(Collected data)
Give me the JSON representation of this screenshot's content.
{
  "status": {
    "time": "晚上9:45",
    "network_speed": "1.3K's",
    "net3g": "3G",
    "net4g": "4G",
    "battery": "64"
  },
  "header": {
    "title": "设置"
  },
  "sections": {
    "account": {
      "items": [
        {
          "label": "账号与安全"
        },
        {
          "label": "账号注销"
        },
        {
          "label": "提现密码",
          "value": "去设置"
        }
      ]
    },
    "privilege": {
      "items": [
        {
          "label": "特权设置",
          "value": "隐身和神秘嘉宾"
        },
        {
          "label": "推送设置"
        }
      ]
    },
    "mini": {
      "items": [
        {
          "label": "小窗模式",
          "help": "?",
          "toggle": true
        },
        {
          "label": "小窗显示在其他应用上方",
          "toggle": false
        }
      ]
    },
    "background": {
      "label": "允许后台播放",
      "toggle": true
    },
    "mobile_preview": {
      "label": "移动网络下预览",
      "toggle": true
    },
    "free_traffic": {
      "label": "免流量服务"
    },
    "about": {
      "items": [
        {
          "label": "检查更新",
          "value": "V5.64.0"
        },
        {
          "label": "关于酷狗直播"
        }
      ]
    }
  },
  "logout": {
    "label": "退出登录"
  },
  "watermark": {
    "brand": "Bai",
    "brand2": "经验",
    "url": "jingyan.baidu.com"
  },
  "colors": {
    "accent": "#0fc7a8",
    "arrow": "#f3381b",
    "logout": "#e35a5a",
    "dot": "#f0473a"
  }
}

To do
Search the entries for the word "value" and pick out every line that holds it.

Finished exercise
          "value": "去设置"
          "value": "隐身和神秘嘉宾"
          "value": "V5.64.0"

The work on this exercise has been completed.